The government has committed to providing “reasonable funding” to cover any extra costs arising from these changes. This financial support will come from new burden funding and payments through Extended Producer Responsibility for packaging.
Waste Management Industry's Poor Record of Raining Microplastic Content in MRFs and During Composting Policy
The waste management industry has struggled with minimising microplastic content in Material Recovery Facilities (MRFs) and during composting. This is a significant concern as it can lead to environmental contamination, affecting soil health and potentially water sources.
With the growing focus on sustainability and eco-friendly practices, addressing this issue is crucial for the overall success of waste management strategies.
To combat this challenge, rigorous monitoring and stricter regulations are essential to ensure that MRFs effectively filter out microplastics from recyclable materials. Additionally, composting policies need to be re-evaluated to minimise the presence of microplastics in organic waste.
In conclusion, separate food waste collections in England by 2026 will bring significant environmental benefits. The new initiative aims to make recycling easier and more efficient for households and businesses.
By implementing weekly collections and providing food caddies, the plan simplifies the process of managing food waste. This practical approach can lead to a substantial reduction in landfill waste and contribute to a more sustainable future for England.
As we look ahead to 2026, let's embrace these changes with optimism and commitment to building a greener and healthier environment for generations to come.
1. What is the goal of separate food waste collections in England by 2026?
The plan is to start separate collections of food waste from homes and some other places like shops. This aims to recycle more and cut down on waste that just sits in landfills.
2. How will this change help with recycling rates?
Collecting food waste separately can bump up recycling rates because it makes sure we can turn leftovers into things like renewable energy or natural fertiliser, instead of just throwing them away.
3. Will everyone in England have to do this?
Yes, all households in England will be providing kerbside collections for food scraps so that we can recycle them properly no matter where you live, ending the postcode lottery when it comes to recycling.
4. Does this mean less plastic pollution too?
That's right! Less rubbish means fewer chances for plastic pollution. Plus, there’s a new tax on plastic packaging and rules that make companies responsible for what they make, which should also help reduce litter.
5. Are there any new charges I should know about?
Well, you might've heard about the bag charge that supermarkets must charge for single-use carrier bags getting higher—it's all part of making us think twice before using plastics that end up as trash.

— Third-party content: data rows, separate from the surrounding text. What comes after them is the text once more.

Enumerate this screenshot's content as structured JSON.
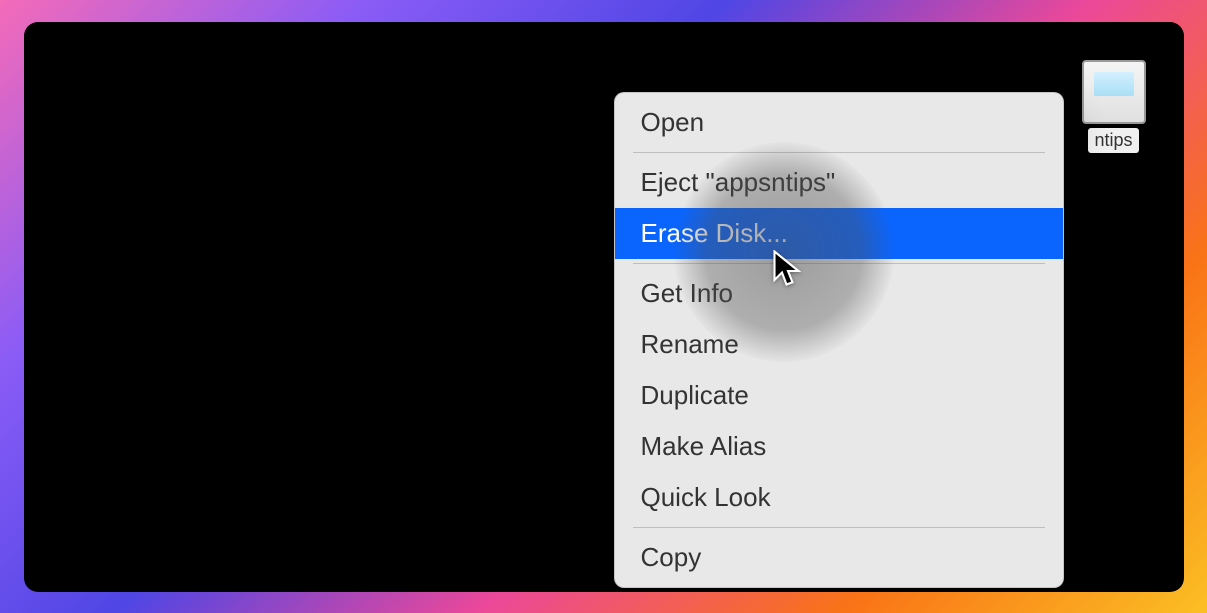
{
  "disk": {
    "name": "ntips",
    "full_name": "appsntips"
  },
  "context_menu": {
    "groups": [
      {
        "items": [
          {
            "label": "Open"
          }
        ]
      },
      {
        "items": [
          {
            "label": "Eject \"appsntips\""
          },
          {
            "label": "Erase Disk...",
            "highlighted": true
          }
        ]
      },
      {
        "items": [
          {
            "label": "Get Info"
          },
          {
            "label": "Rename"
          },
          {
            "label": "Duplicate"
          },
          {
            "label": "Make Alias"
          },
          {
            "label": "Quick Look"
          }
        ]
      },
      {
        "items": [
          {
            "label": "Copy"
          }
        ]
      }
    ]
  },
  "colors": {
    "highlight": "#0a65ff",
    "menu_bg": "#e8e8e8",
    "desktop_bg": "#000000"
  }
}
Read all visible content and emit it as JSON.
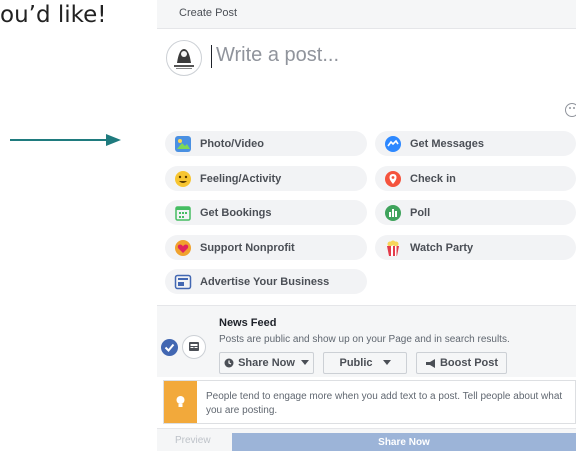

6. What if businesses or people don’t follow the new rules?
They need to watch out because one day, in the future, not following these efforts to reduce our impact on the environment may get them into trouble with fines or penalties—it's serious stuff aimed at keeping our planet clean.
Facts About Food Waste Recycling and Anaerobic Digestion
- AD is classified as the optimal form of treatment for unavoidable food waste. Source – WRAP
- 7MT of solid food waste was sent to AD in 2019. Source: WRAP
- The industry’s current capacity for food waste recycling is 3.2Mt. Source: ADBA
- 2.3Mt of food waste generated by households is disposed of in either a landfill or a sewer. Source: WRAP
- Treating it through AD, we could generate up to 2.7TWh of energy. Source: ADBA
- Upgraded to biomethane, this could abate over 2Mt of CO2 equivalent—this equals the annual emissions from 900,000 petrol cars. Source: ADBA
- The AD process also generates a valuable biofertiliser, digestate, which helps restore soils and displaces fossil-based fertilisers.